[App and web page records]
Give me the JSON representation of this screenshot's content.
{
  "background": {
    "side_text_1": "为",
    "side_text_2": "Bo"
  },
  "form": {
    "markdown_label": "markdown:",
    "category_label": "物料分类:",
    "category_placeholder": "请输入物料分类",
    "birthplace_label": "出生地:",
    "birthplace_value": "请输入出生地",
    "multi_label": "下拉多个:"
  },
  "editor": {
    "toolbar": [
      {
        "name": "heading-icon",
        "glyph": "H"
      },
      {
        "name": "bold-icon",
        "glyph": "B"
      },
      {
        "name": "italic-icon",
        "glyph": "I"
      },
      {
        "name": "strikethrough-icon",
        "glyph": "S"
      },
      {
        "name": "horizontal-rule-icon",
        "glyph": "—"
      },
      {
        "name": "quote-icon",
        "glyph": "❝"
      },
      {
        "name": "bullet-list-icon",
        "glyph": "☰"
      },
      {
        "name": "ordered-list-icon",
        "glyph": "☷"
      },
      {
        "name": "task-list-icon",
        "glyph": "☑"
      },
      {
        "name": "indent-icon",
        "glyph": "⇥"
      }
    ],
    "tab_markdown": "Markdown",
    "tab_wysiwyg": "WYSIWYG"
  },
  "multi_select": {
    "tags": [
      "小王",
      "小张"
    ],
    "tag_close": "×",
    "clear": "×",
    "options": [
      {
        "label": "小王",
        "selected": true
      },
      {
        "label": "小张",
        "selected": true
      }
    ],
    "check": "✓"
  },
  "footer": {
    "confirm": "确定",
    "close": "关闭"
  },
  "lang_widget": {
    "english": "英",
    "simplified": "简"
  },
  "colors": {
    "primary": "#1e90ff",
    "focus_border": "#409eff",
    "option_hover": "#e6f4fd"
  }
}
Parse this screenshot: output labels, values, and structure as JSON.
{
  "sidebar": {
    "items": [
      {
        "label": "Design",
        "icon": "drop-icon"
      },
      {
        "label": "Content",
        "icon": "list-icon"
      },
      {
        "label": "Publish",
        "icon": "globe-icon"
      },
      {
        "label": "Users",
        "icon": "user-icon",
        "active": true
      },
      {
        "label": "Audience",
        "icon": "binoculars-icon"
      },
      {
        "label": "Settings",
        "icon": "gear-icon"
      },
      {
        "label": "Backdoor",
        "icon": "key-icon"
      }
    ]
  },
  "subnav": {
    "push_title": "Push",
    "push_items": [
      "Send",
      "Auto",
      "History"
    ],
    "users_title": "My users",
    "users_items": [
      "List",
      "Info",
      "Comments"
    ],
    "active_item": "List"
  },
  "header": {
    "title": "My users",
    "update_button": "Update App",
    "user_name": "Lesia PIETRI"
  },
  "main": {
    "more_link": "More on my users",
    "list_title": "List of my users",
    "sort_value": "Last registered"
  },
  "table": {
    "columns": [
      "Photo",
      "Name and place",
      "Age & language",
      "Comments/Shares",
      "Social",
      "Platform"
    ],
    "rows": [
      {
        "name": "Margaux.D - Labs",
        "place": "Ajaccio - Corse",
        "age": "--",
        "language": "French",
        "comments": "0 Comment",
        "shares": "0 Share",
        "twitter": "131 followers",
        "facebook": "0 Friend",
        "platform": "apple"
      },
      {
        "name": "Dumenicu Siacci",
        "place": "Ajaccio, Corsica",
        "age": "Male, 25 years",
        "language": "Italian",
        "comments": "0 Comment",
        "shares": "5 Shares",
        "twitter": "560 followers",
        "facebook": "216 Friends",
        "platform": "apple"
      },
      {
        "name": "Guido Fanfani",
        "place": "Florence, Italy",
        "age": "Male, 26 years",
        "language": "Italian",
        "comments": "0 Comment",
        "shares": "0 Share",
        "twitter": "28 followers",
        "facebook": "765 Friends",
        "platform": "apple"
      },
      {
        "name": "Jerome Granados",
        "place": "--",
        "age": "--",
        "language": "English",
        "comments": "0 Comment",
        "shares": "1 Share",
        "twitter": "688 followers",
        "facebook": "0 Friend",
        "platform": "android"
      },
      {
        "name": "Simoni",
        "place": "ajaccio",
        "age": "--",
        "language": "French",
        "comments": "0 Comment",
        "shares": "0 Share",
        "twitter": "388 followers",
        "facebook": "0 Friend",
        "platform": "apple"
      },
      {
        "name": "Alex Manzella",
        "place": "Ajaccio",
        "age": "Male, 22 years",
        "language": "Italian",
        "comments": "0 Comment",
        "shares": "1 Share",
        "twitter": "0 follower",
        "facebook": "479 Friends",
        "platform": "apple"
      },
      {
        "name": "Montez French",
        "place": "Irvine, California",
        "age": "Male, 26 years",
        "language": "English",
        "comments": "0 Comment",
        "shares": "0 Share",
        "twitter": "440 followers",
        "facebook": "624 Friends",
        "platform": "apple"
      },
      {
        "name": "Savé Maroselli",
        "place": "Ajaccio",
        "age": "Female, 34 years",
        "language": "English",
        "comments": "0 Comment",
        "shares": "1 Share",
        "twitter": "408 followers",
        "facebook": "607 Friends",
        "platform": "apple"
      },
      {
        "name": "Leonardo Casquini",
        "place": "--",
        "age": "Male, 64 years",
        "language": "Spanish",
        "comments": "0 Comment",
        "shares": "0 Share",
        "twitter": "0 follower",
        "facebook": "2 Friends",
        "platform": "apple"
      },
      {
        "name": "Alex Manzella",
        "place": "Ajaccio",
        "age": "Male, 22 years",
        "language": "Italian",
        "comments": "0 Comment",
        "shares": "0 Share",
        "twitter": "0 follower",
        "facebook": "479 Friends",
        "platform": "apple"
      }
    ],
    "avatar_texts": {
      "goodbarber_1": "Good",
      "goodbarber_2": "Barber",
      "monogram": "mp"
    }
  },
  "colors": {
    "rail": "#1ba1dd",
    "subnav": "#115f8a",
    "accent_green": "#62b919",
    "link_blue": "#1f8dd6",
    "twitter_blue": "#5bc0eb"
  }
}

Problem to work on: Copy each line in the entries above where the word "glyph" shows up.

Exercise answer:
        "glyph": "H"
        "glyph": "B"
        "glyph": "I"
        "glyph": "S"
        "glyph": "—"
        "glyph": "❝"
        "glyph": "☰"
        "glyph": "☷"
        "glyph": "☑"
        "glyph": "⇥"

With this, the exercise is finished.